While hundreds of circular RNAs (circRNAs) are abundant in mammalian brains, one big question has remained unanswered: What are they actually good for? In the...

Im Focus: RAVAN CubeSat measures Earth's outgoing energy

An experimental small satellite has successfully collected and delivered data on a key measurement for predicting changes in Earth's climate.

The Radiometer Assessment using Vertically Aligned Nanotubes (RAVAN) CubeSat was launched into low-Earth orbit on Nov. 11, 2016, in order to test new...

Im Focus: Scientists shine new light on the “other high temperature superconductor”

A study led by scientists of the Max Planck Institute for the Structure and Dynamics of Matter (MPSD) at the Center for Free-Electron Laser Science in Hamburg presents evidence of the coexistence of superconductivity and “charge-density-waves” in compounds of the poorly-studied family of bismuthates. This observation opens up new perspectives for a deeper understanding of the phenomenon of high-temperature superconductivity, a topic which is at the core of condensed matter research since more than 30 years. The paper by Nicoletti et al has been published in the PNAS.

Since the beginning of the 20th century, superconductivity had been observed in some metals at temperatures only a few degrees above the absolute zero (minus...

All Focus news of the innovation-report >>>

Anzeige

Anzeige

Event News

Call for Papers – ICNFT 2018, 5th International Conference on New Forming Technology

16.08.2017 | Event News

Sustainability is the business model of tomorrow

04.08.2017 | Event News

Clash of Realities 2017: Registration now open.

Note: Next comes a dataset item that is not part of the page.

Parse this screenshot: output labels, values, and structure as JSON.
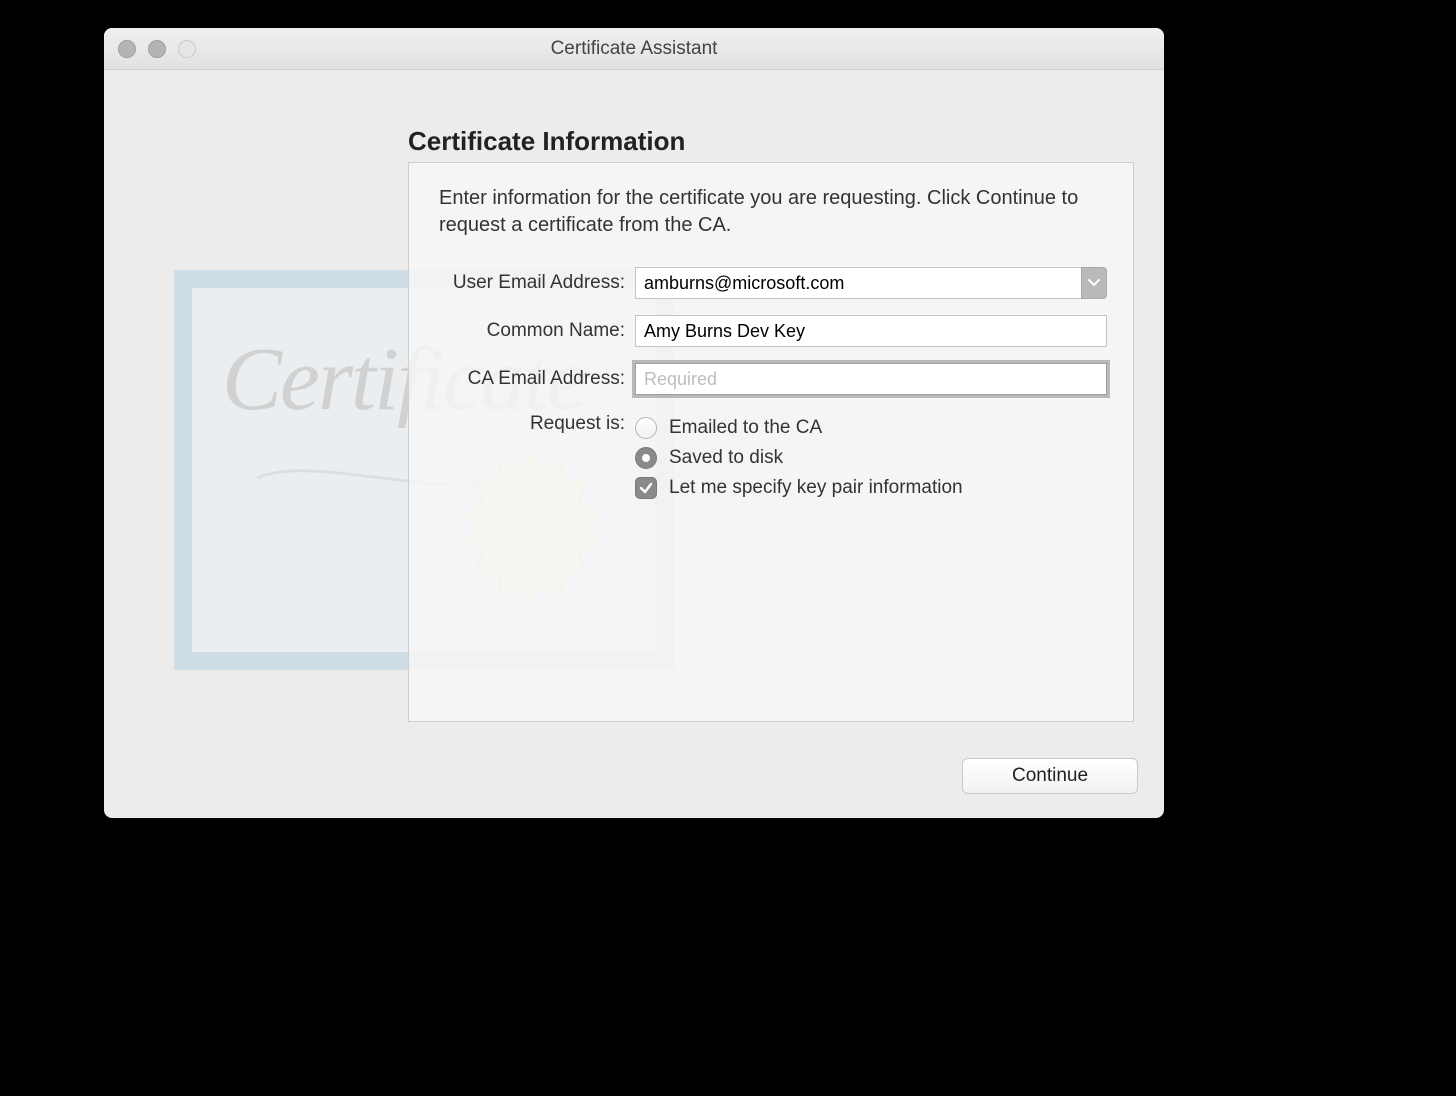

International Conference at TH Köln

26.07.2017 | Event News

 
Latest News

Stretchable biofuel cells extract energy from sweat to power wearable devices

22.08.2017 | Power and Electrical Engineering

New technique to treating mitral valve diseases: First patient data

22.08.2017 | Medical Engineering

IVAM Marketing Prize recognizes convincing technology marketing for the tenth time

22.08.2017 | Awards Funding

VideoLinks
B2B-VideoLinks
More VideoLinks >>>